With the pictures left out, write out the records verbatim.
GIVEN RECORDS Start Marker
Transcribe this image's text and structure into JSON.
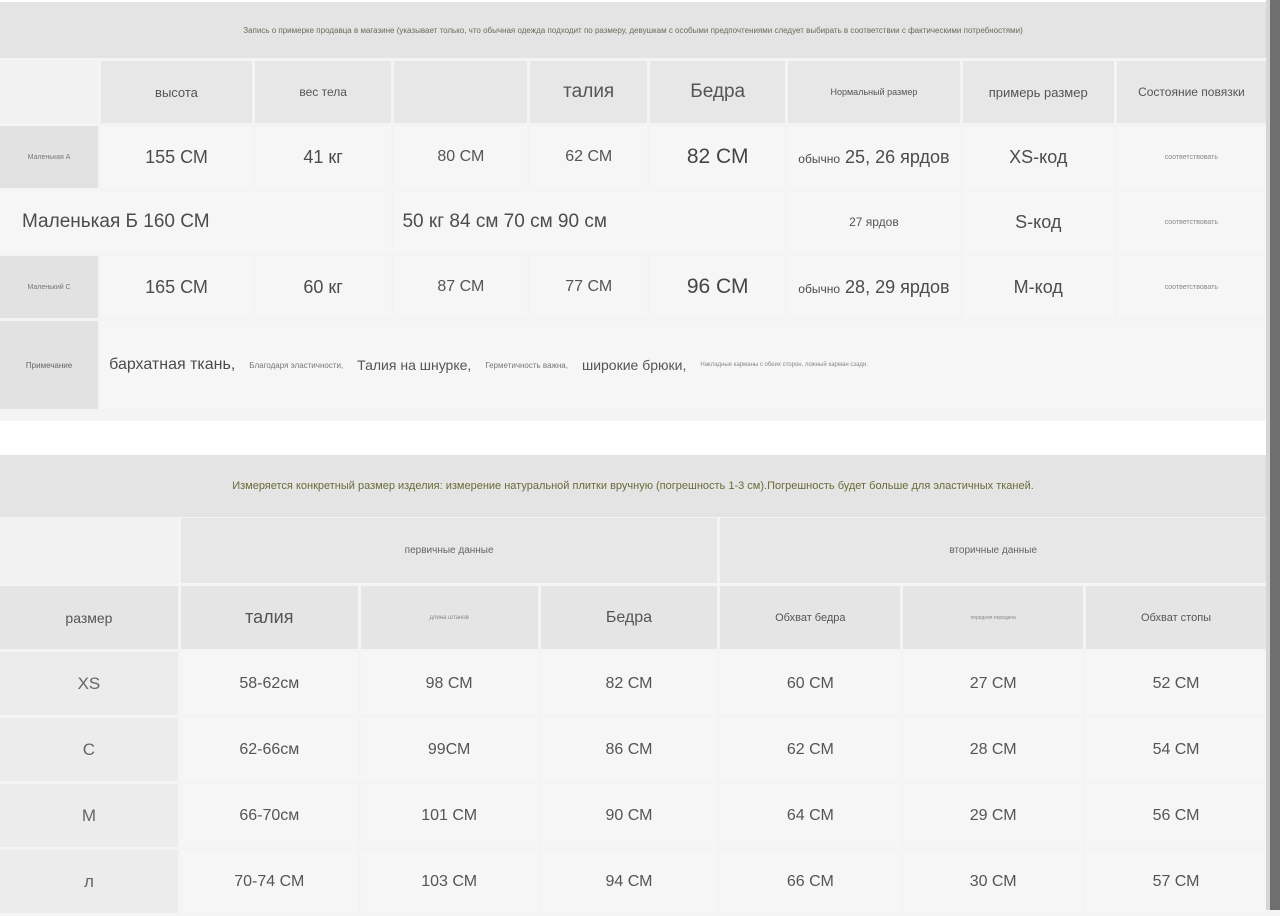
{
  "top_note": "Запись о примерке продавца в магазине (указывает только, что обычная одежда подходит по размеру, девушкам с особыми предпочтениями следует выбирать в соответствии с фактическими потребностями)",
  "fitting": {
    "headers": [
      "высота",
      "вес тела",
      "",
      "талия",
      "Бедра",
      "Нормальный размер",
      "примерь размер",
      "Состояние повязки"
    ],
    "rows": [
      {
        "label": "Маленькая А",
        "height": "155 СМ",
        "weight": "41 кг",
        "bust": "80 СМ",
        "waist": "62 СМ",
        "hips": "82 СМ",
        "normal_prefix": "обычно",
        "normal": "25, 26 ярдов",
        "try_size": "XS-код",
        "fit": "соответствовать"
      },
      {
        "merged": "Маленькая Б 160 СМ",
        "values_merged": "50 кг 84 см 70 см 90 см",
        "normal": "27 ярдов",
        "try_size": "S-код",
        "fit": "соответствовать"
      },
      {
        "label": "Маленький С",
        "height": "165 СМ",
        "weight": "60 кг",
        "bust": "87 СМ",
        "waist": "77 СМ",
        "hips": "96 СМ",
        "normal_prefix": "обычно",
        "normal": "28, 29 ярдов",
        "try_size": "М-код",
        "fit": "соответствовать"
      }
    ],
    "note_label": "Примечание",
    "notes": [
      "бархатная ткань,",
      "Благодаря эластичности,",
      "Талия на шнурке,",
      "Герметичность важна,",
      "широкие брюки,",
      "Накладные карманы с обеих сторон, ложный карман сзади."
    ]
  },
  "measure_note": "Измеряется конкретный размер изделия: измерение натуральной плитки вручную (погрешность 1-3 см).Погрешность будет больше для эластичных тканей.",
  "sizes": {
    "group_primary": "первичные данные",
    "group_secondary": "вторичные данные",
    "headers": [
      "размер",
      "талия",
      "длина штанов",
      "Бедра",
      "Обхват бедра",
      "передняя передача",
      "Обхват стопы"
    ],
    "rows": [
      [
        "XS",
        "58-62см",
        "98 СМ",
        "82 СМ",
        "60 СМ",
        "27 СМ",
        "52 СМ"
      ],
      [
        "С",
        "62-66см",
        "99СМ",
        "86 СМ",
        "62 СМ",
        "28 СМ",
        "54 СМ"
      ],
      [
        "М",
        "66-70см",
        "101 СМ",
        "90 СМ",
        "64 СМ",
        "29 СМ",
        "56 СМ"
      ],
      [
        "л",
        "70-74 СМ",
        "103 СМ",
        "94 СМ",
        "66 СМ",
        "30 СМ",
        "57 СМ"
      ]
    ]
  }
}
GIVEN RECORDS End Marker
OUTPUT FOR THIS TASK -
Transcribe this image's text and structure into JSON.
{
  "top_note": "Запись о примерке продавца в магазине (указывает только, что обычная одежда подходит по размеру, девушкам с особыми предпочтениями следует выбирать в соответствии с фактическими потребностями)",
  "fitting": {
    "headers": [
      "высота",
      "вес тела",
      "",
      "талия",
      "Бедра",
      "Нормальный размер",
      "примерь размер",
      "Состояние повязки"
    ],
    "rows": [
      {
        "label": "Маленькая А",
        "height": "155 СМ",
        "weight": "41 кг",
        "bust": "80 СМ",
        "waist": "62 СМ",
        "hips": "82 СМ",
        "normal_prefix": "обычно",
        "normal": "25, 26 ярдов",
        "try_size": "XS-код",
        "fit": "соответствовать"
      },
      {
        "merged": "Маленькая Б 160 СМ",
        "values_merged": "50 кг 84 см 70 см 90 см",
        "normal": "27 ярдов",
        "try_size": "S-код",
        "fit": "соответствовать"
      },
      {
        "label": "Маленький С",
        "height": "165 СМ",
        "weight": "60 кг",
        "bust": "87 СМ",
        "waist": "77 СМ",
        "hips": "96 СМ",
        "normal_prefix": "обычно",
        "normal": "28, 29 ярдов",
        "try_size": "М-код",
        "fit": "соответствовать"
      }
    ],
    "note_label": "Примечание",
    "notes": [
      "бархатная ткань,",
      "Благодаря эластичности,",
      "Талия на шнурке,",
      "Герметичность важна,",
      "широкие брюки,",
      "Накладные карманы с обеих сторон, ложный карман сзади."
    ]
  },
  "measure_note": "Измеряется конкретный размер изделия: измерение натуральной плитки вручную (погрешность 1-3 см).Погрешность будет больше для эластичных тканей.",
  "sizes": {
    "group_primary": "первичные данные",
    "group_secondary": "вторичные данные",
    "headers": [
      "размер",
      "талия",
      "длина штанов",
      "Бедра",
      "Обхват бедра",
      "передняя передача",
      "Обхват стопы"
    ],
    "rows": [
      [
        "XS",
        "58-62см",
        "98 СМ",
        "82 СМ",
        "60 СМ",
        "27 СМ",
        "52 СМ"
      ],
      [
        "С",
        "62-66см",
        "99СМ",
        "86 СМ",
        "62 СМ",
        "28 СМ",
        "54 СМ"
      ],
      [
        "М",
        "66-70см",
        "101 СМ",
        "90 СМ",
        "64 СМ",
        "29 СМ",
        "56 СМ"
      ],
      [
        "л",
        "70-74 СМ",
        "103 СМ",
        "94 СМ",
        "66 СМ",
        "30 СМ",
        "57 СМ"
      ]
    ]
  }
}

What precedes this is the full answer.